“Notes from Council” is The Gateway’s ongoing series of recaps of noteworthy items from Students’ Council meetings.
At the Students’ Council meeting on June 20, council received a presentation on the proposed Academic Materials Program (AMP). Council also welcomed new engineering councillor, Aamir Mohamed, leaving only six vacant councillor seats.
“The primary goal of this program is to increase equity among students,” bookstore manager says
AMP, which is currently undergoing consultation, aims to address textbook costs for students. Adam Medaglia, manager and vice-president (facilities and operations) of the University of Alberta Bookstore, made the plan.

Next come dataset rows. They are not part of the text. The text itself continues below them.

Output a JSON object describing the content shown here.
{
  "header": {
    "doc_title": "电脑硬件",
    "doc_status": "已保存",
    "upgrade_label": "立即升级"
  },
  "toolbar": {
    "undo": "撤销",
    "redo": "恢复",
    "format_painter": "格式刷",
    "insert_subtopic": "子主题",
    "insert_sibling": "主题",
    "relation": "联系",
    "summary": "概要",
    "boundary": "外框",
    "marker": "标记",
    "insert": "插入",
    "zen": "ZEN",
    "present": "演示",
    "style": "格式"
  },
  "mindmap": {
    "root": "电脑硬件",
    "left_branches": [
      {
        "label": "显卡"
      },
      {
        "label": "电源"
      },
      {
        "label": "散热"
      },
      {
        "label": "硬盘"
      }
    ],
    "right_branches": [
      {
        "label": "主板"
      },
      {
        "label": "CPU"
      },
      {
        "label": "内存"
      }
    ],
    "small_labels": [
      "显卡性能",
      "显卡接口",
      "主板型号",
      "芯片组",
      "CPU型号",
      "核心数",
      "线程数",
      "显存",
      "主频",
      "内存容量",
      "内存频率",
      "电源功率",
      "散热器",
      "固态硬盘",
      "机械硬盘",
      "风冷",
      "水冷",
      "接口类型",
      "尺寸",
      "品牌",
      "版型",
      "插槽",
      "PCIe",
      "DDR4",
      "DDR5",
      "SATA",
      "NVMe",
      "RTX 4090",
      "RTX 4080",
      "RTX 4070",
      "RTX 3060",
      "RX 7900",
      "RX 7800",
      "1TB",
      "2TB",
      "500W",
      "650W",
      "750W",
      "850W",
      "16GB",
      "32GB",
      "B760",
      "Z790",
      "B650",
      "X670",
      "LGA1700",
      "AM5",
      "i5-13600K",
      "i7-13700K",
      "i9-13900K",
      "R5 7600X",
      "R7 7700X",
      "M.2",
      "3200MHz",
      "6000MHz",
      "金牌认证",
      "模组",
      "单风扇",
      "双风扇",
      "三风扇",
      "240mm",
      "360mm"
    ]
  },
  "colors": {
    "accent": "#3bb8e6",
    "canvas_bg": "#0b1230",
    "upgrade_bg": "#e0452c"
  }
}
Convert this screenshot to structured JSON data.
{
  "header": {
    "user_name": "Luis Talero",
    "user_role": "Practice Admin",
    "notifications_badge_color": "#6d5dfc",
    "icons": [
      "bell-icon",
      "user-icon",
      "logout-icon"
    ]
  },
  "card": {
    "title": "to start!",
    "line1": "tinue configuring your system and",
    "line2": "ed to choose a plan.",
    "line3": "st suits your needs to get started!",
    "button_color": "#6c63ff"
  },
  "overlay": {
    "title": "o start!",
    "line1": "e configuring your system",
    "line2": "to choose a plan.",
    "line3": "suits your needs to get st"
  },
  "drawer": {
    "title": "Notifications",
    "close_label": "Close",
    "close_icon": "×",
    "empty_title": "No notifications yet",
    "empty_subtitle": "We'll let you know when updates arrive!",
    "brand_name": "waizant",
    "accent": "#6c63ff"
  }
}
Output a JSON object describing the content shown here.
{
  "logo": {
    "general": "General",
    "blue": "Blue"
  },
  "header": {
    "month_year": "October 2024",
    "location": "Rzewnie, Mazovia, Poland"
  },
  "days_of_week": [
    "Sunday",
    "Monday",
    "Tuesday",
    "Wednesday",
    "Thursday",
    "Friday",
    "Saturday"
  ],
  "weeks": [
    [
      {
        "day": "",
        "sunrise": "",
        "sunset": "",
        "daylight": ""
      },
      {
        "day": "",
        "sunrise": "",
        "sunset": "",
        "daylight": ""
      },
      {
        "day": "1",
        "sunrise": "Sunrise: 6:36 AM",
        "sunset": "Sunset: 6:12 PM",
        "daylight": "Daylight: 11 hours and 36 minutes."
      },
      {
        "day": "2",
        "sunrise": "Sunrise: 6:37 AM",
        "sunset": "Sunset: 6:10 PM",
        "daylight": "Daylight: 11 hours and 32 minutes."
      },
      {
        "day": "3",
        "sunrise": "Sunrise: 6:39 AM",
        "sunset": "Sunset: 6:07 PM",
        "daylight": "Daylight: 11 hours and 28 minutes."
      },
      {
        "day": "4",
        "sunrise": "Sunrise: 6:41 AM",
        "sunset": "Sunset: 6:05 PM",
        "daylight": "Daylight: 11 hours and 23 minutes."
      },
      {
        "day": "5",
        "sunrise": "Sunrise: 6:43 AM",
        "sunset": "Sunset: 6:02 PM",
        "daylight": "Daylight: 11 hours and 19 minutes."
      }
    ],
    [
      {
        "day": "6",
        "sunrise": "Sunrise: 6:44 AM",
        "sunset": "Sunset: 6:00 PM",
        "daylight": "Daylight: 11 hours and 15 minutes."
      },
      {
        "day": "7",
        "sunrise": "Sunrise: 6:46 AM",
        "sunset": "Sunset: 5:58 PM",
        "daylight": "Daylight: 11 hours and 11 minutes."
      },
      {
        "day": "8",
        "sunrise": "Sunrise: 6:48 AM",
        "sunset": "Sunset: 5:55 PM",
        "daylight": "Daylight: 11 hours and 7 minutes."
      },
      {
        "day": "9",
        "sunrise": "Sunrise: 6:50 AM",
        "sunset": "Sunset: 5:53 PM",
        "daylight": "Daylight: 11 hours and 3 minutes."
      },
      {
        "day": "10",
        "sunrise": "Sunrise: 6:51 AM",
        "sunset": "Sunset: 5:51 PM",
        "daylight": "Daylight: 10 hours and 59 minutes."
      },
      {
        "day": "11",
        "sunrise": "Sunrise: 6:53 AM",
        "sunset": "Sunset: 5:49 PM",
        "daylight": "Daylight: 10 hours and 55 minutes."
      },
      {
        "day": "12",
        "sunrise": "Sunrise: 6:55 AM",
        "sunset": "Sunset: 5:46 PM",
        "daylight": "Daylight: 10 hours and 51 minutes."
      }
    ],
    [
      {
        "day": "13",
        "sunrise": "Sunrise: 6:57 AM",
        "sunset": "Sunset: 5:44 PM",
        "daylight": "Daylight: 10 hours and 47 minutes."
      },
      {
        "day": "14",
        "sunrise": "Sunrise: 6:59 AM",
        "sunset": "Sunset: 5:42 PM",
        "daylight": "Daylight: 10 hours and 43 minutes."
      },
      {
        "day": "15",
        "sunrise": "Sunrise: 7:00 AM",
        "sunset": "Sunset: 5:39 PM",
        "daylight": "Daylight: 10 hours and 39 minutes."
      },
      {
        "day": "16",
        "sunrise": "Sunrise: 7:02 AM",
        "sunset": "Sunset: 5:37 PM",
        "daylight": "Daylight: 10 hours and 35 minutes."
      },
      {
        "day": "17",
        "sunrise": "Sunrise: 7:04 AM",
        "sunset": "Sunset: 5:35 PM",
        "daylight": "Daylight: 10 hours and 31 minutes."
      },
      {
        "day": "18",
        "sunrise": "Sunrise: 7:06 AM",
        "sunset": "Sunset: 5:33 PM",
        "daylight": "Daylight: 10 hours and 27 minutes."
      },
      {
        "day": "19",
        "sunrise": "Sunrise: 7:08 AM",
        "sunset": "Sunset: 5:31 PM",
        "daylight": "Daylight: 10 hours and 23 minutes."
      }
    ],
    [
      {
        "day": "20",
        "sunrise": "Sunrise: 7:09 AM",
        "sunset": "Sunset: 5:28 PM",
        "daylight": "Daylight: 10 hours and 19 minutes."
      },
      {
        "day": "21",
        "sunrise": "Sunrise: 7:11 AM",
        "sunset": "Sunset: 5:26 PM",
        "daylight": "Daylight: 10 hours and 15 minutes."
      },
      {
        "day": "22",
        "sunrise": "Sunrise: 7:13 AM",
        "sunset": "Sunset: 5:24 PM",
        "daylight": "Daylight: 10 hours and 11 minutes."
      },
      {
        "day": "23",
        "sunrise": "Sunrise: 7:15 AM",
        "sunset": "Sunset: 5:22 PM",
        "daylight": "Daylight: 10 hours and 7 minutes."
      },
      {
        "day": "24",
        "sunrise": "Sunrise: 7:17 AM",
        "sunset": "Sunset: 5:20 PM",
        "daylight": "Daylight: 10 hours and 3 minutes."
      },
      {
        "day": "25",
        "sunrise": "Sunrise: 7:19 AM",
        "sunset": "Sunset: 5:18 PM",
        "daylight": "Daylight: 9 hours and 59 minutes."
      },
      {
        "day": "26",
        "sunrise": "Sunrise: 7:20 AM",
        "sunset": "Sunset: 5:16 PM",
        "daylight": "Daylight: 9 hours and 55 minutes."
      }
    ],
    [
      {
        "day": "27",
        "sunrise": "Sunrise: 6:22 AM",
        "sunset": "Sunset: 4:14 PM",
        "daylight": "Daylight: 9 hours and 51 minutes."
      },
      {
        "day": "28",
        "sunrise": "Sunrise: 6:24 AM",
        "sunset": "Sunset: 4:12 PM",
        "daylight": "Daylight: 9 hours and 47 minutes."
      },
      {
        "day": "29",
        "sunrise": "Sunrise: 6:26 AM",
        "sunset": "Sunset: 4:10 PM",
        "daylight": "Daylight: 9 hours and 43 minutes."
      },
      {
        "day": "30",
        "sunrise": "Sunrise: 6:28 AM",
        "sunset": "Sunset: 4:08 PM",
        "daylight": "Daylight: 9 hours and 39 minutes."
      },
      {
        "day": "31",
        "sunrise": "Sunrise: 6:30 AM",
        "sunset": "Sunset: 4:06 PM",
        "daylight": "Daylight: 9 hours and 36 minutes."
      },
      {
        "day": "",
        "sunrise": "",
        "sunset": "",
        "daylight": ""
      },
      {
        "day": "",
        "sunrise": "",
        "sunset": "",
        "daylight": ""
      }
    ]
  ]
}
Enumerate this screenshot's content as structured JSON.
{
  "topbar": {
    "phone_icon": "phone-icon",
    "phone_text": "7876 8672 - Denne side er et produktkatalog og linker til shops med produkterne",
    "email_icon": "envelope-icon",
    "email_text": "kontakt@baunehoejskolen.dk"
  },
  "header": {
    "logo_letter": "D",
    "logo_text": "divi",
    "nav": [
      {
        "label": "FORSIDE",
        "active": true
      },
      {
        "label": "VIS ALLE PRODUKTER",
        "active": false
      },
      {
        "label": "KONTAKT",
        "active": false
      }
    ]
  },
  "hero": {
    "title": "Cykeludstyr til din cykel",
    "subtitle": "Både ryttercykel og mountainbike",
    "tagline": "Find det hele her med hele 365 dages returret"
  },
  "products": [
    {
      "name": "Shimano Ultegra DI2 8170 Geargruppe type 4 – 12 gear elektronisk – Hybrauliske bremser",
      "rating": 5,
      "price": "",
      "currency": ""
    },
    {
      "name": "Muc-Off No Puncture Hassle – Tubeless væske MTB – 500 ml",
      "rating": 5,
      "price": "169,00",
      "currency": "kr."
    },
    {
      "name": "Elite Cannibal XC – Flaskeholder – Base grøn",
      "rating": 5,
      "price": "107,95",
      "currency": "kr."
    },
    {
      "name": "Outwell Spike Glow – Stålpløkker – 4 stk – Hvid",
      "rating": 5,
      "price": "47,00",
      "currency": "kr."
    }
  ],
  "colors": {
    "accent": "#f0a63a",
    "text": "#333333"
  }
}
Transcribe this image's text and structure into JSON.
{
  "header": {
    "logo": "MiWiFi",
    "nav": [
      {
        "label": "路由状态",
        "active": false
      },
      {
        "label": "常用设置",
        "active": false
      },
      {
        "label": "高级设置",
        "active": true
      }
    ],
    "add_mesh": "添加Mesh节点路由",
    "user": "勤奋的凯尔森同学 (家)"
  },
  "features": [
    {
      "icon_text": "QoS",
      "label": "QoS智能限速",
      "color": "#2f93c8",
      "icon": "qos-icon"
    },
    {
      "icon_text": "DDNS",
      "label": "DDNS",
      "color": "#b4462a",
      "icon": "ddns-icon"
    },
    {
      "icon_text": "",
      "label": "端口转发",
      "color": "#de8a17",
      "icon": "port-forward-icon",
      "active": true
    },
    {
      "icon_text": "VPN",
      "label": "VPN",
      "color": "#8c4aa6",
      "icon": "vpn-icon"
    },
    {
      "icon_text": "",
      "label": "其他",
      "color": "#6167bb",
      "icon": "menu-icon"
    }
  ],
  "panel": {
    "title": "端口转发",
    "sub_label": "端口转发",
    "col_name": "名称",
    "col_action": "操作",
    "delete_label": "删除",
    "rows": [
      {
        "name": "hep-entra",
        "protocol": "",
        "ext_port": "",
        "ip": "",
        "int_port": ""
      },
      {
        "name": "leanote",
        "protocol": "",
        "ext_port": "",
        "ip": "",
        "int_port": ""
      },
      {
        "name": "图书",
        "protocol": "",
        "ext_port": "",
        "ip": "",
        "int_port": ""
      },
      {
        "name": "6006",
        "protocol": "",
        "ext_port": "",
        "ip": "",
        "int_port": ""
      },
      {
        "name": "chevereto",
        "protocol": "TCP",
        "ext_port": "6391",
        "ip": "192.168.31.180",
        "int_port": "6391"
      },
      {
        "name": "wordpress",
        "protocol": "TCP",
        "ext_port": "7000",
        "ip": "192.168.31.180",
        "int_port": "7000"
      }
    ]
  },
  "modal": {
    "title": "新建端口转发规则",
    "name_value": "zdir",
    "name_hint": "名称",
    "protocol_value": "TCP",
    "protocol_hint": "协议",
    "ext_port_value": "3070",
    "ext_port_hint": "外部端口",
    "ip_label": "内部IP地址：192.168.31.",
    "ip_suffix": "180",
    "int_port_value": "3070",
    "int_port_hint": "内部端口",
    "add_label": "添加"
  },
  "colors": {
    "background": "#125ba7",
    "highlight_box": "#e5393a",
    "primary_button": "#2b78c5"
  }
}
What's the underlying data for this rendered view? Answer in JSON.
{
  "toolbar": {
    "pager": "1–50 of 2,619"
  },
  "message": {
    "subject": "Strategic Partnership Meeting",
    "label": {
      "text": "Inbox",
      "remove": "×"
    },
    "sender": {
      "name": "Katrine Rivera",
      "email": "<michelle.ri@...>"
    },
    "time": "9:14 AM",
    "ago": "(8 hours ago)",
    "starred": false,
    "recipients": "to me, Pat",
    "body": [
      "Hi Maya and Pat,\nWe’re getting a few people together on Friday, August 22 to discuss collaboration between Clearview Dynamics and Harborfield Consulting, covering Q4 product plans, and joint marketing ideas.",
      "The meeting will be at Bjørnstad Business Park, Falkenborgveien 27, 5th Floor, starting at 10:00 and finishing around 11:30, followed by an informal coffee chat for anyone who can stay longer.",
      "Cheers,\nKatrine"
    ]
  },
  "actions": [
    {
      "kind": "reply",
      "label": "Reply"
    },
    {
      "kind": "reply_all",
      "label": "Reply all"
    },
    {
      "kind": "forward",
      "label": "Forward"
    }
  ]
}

AMP would allow undergraduate students to digitally access materials on their first day of class for “one low fee,” Medaglia said. The fee would serve in “combatting inequity,” as it would be the same for all students regardless of their field of study, the format of materials, or financial aid status.
“The primary goal of this program is to increase equity among students by eliminating course material issues. Costs are predictable and equal for all undergraduate students,” Medaglia said. He added that students would have the option to opt-out of the program.
Medaglia emphasized that the program would lower costs, as all undergraduate students would be charged a flat fee for access to materials. By pooling all undergraduate student bodies together, he said that price negotiations with publishers would result in lesser costs. As of now, there is no confirmed pricing model.
“While we may not have been able to determine the pricing model, undergraduates [would] pay one low fee per semester,” Medaglia said. Based on universities in the United States that follow a similar program, “it all averages between $200-300 US per semester.” In Canadian dollars, that averages from $260-400 per semester.
He added that a flat fee per credit hour is an option as well. As an example, he added that a three hour class would equal three credit hours.
Medaglia said that the program would “remove any confusion and stress.” The program would be integrated into eClass, which required materials would be available through. Additionally, he said that course materials would be charged directly to a students’ account, and would subsequently be covered by any upcoming students’ aid.
Councillors ask further questions about AMP and existing efforts
Councillors were then able to ask Medaglia about AMP. Arts councillor Nathan Thiessen asked about the implementation timeline of the program.
“In a perfect world with good consultation and some agreements, fall 2024 would be the best time to get started,” Medaglia replied. “Right now, I don’t necessarily have a hard deadline.”
Science councillor Megan Garbutt asked if Medaglia has looked into how AMP may affect existing textbook affordability efforts such as used textbook sales, recycling programs, and the Zero Textbook Cost (ZTC) program.
Medaglia replied that AMP is a new affordable textbook option, and that “used textbooks in Canada aren’t really a thing.”
“There’s really only one used textbook company and it’s in the states. The problem in Canada is shipping,” Medaglia said. He added that due to shipping expenses, used textbooks “were never good business.”
Additionally, he said that ZTC is “not truthfully zero,” because when the library buys a physical textbook or digital rights, the university pays for it.
“I’m not saying that because I’m the bookstore [manager]. I’m saying that because we also have to remember that there is a cost to ZTC. You just don’t see it as a student on your bill.”
Nursing councillor Precious Majekodumni asked if students would still have the option of buying physical copies.
Medaglia replied that it depends on the book vendors. If there are no physical options, students “would have to opt-out and find those course materials on their own.”
AMP will continue consultation with campus stakeholders, as well as student representative associations and specific faculty associations.